Lee prides himself on being the gritty goal scorer from the mid-2000s. It’s a blast from the past for older hockey fans and a much different style that the younger generation has come to know.
On a nightly basis, Lee double-parks himself in front of the opposing goaltender like an UberXL on Atlantic Avenue and is seemingly always in position to find twine.
“It’s just one of those things where you’ve got to put the time and effort to create better opportunities for yourself,” Lee said. “You put yourself in a better position to score and create plays and all those things. Things have gone well in that regard.”
The 6’3, 231 pound forward has put the league on notice the last two seasons. Following his breakout first full campaign in the NHL – a year that saw Lee score 25 times and assist on 16 others – the Notre Dame product has seen his goal total increase from 15 to 34 (15’-16’ to 16’-17’) and now on the verge of reaching 40 for the first time in his young career.
“You try to build off previous seasons,” he said. “It says a lot about the chemistry of our line and how we’ve played this year. Just (have to) continue to challenge yourself and try to become a better player and do what’s best for the team.”
The old narrative surrounding the Islanders since they drafted franchise cornerstone John Tavares in 2009 was: “Find a winger for JT!”
This year it all clicked.
Lee, Josh Bailey and Tavares have either put up career numbers or at least come close to their previous career-high. For Lee, it’s all about his linemates.

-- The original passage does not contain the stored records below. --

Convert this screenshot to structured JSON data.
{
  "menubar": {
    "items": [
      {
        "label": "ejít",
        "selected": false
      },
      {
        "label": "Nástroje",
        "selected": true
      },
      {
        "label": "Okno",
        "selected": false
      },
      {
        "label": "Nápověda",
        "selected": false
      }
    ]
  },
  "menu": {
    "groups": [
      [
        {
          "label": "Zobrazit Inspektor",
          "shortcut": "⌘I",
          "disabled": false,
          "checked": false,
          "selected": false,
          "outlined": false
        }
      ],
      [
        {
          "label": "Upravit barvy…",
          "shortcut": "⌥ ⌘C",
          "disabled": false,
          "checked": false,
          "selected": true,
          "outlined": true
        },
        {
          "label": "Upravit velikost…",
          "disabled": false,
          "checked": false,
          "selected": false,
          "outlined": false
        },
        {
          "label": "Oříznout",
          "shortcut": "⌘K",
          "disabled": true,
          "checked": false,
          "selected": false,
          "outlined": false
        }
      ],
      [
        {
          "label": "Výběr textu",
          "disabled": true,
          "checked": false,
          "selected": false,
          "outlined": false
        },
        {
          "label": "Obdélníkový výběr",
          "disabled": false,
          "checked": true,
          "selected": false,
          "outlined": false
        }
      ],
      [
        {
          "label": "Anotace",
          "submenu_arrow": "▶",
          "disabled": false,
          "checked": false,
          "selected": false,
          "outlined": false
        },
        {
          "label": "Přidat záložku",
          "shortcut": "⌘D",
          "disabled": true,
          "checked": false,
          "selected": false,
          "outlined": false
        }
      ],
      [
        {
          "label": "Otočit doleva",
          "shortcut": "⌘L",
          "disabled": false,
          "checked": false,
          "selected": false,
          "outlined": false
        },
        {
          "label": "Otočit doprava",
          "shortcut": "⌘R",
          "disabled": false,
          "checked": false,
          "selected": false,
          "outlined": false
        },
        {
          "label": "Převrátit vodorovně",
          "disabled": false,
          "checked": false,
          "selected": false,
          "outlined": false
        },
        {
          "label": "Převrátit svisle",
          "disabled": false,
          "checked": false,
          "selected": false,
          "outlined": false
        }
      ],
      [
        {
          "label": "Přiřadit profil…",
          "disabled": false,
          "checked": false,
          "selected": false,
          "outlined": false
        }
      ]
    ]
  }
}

He won’t allow a member of the media or the fanbase forget that. At the same time, however, the amount of work the Edina, Minnesota native has put in over the previous two seasons shows why the numbers are where they are.

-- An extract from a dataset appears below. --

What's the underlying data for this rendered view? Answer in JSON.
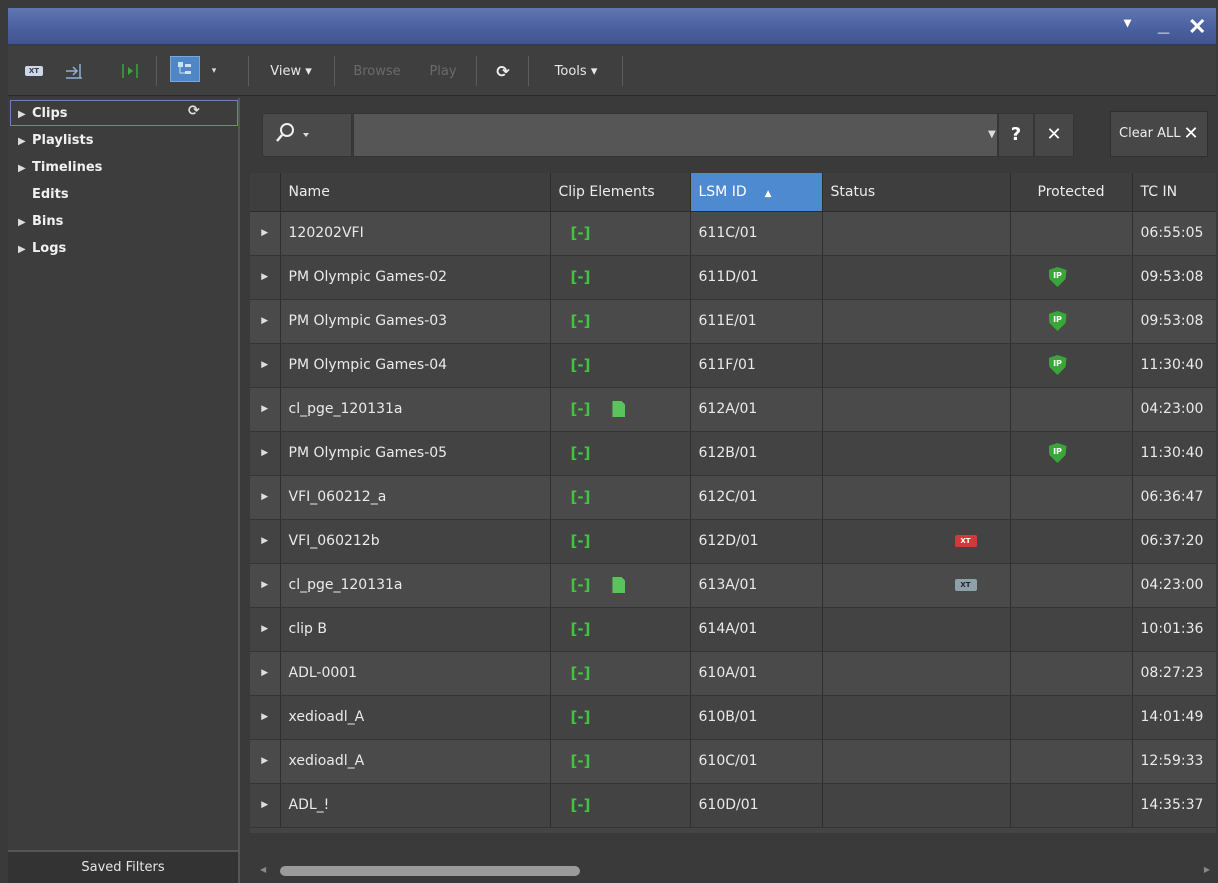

“He focused on his deficiencies over the years and has gotten better,” head coach Doug Weight told the media. “His skating has improved, his ability to focus on doing what he’s good at has gotten better as well. (Teams) play him differently in front of the net and give him room sometimes. He learned to take advantage of that.”
If you leave the crease unguarded, well, that’s on you. Lee will make you pay. It’s the reason why there’s an extra target on No. 27’s back. It’s also the reason why he’s one tally shy of the 40-goal club. He’s got back-to-back seasons of 34 or more goals and there is no sign of stopping.

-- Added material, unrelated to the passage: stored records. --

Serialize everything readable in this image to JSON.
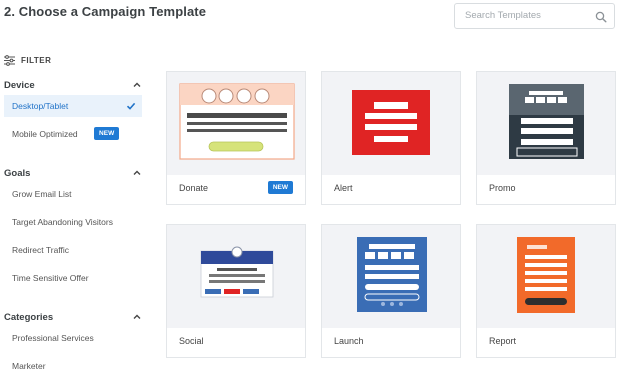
{
  "header": {
    "title": "2. Choose a Campaign Template"
  },
  "search": {
    "placeholder": "Search Templates",
    "icon": "search-icon"
  },
  "filter": {
    "label": "FILTER"
  },
  "sidebar": {
    "device": {
      "heading": "Device",
      "items": [
        {
          "label": "Desktop/Tablet",
          "selected": true
        },
        {
          "label": "Mobile Optimized",
          "badge": "NEW"
        }
      ]
    },
    "goals": {
      "heading": "Goals",
      "items": [
        {
          "label": "Grow Email List"
        },
        {
          "label": "Target Abandoning Visitors"
        },
        {
          "label": "Redirect Traffic"
        },
        {
          "label": "Time Sensitive Offer"
        }
      ]
    },
    "categories": {
      "heading": "Categories",
      "items": [
        {
          "label": "Professional Services"
        },
        {
          "label": "Marketer"
        }
      ]
    }
  },
  "templates": [
    {
      "name": "Donate",
      "badge": "NEW",
      "accent": "#f6b99a"
    },
    {
      "name": "Alert",
      "accent": "#e02424"
    },
    {
      "name": "Promo",
      "accent": "#2e3a44"
    },
    {
      "name": "Social",
      "accent": "#2f4a9a"
    },
    {
      "name": "Launch",
      "accent": "#3a6db5"
    },
    {
      "name": "Report",
      "accent": "#f26a2a"
    }
  ],
  "colors": {
    "accent_blue": "#1f7ad4",
    "selected_bg": "#e9f2fb"
  }
}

“It’s difficult to have a back-to-back season like that,” Lee admitted, “You go into the summer with that as your motivation, you try to accomplish it. But those things have fallen in to place this season.”
The post-lockout era of the National Hockey League has seen the sport evolve from one old-time brand of blue-collar grittiness to a newer, flashier, more exciting spectacle on ice. Goal scoring is at its highest level since the season after the 2004-05 lockout and the game is no longer about two skilled lines, a large-framed forechecking line and an enforcer line.
That is why players like Anders Lee are such a captivating story.
This offseason will be an interesting one for the blue and orange with Lee entering the final year of the four-year, $15 million contract he signed in 2015. He’ll be due for a pay raise, especially as he enters free agency in his prime as a consistent 30-plus goal scorer.
With the emergence of Mathew Barzal, uncertain future of Tavares and extreme need for defense and goaltending, dangling Lee in a potential trade would undoubtedly pique interest around the league. At the same time, 30-plus goal scorers do not grow on trees. Sooner, rather than later, Lee will join the 40-goal club. That’ll be an extra million dollars on the market for the old-time scorer.